I’m feeling I’m trying to figure out the most effective method of doing it. Jacques Cousteau used to talk about the notion that if you can make people feel a certain way, they’ll love it. Blueback’s mission is more in that direction. We’re hoping to bring an audience under the water to explore the amazing underwater world in a way that they’ve never experienced before, using huge format cameras, an incredible underwater team, and an amazing story. We were adamant that documentary films have looked at the world in a way that is truly amazing including Blue Planet to My Octopus Teacher However, narrative films haven’t been doing this for a while. Therefore, our aim was to instill a fascination with the ocean as well as an awareness of the responsibility that comes with it. However, rather than being an educational political piece, We wanted it to be an emotional and lyrical experience of examining and learning about the amazing fish it befriends. And the message, I believe, could be to be of help.
And lastly, I’d like to know some details about the process of filming that fish. The fish is created by the creature as an actor to some extent. What were the practical difficulties of that? And how did you approach this?
The first thing to note is that blue grouper is among the most stunning fish. They can live up to the age of 80 and can be the size of a human. They’re akin to the puppy dog from the ocean, which is why they’ll appear and play with you. A lot of people believe they will retain your past interactions. They’re quite incredible creatures. That’s why I worked with a fantastic Melbourne-based firm, Creature Technology who are well-known for the projects they’ve worked on regarding Walking with Dinosaurs. They create incredible puppets, in fact. I was looking into the cinema’s history through some of the most famous puppets dating into ET as well as Yoda. I was trying to find ways that cinema has embraced the concept of using the tactile method to create something rather than performing the typical VFX fish.

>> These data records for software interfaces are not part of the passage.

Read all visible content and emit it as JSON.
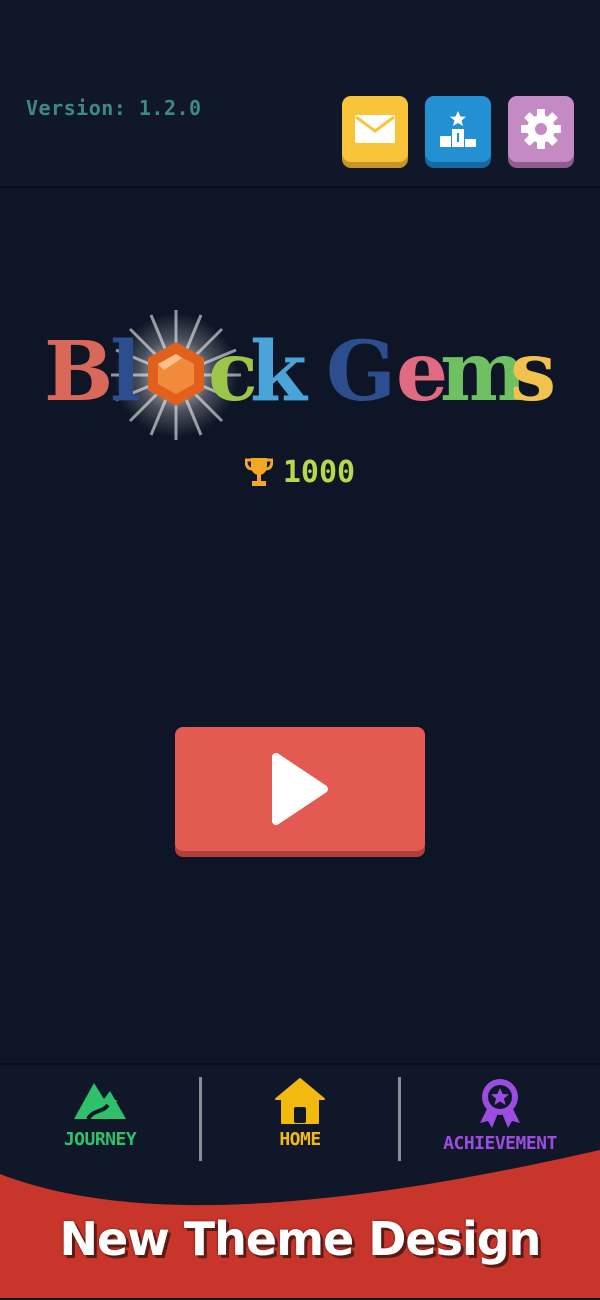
{
  "header": {
    "version": "Version: 1.2.0",
    "buttons": [
      {
        "name": "mail",
        "icon": "mail-icon",
        "color": "#f8c43a"
      },
      {
        "name": "leaderboard",
        "icon": "podium-icon",
        "color": "#2390d4"
      },
      {
        "name": "settings",
        "icon": "gear-icon",
        "color": "#c58ac3"
      }
    ]
  },
  "logo": {
    "title": "Block Gems",
    "letters": [
      "B",
      "l",
      "o",
      "c",
      "k",
      "G",
      "e",
      "m",
      "s"
    ],
    "colors": [
      "#d9675a",
      "#2c4e8f",
      "#e0611e",
      "#9bc64a",
      "#4aa3d9",
      "#2c4e8f",
      "#e06a80",
      "#6fbf63",
      "#f2c14e"
    ]
  },
  "score": {
    "icon": "trophy-icon",
    "value": "1000"
  },
  "play": {
    "icon": "play-icon",
    "color": "#e25a52"
  },
  "nav": [
    {
      "label": "JOURNEY",
      "icon": "mountain-icon",
      "color": "#2fc16a"
    },
    {
      "label": "HOME",
      "icon": "house-icon",
      "color": "#f2b90e"
    },
    {
      "label": "ACHIEVEMENT",
      "icon": "medal-icon",
      "color": "#9b4de2"
    }
  ],
  "banner": {
    "text": "New Theme Design",
    "color": "#c8352a"
  }
}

We actually shot in the ocean of the real world and all marine creatures featured in the movie are actually real. For the physical interactions between the fish, we made this incredible fish puppet. The puppeteers were extraordinary in how they came up with this character. It was obvious that Mia Wasikowska said she just lost herself in the scenes we shot in the deep sea beneath her. People are familiar with wall-to-wall visual effects that you cannot tell if a film is a digital animated of some sort or was actually made on the ground. We embraced the reality of this film. There were no stunts and all the actors were taught to dive for free in the ocean open. They were taught how to swim for 20 meters and then swim for a few minutes with just the air they breathed. The whole experience was extremely real, tangible, and true to our desire to film in the real world of the story.
Being part of this incredible team that designed the puppet was also extremely right for us because it was equally real and tactile. The majority of their work included not just carving and shaping the puppet and doing a swim with the groupers in order to comprehend the way they react to certain things and how they move around other people. It’s possible to imagine a film that was simply VFX, however, the method of doing it in the real world of the ocean felt like a true interpretation of the story.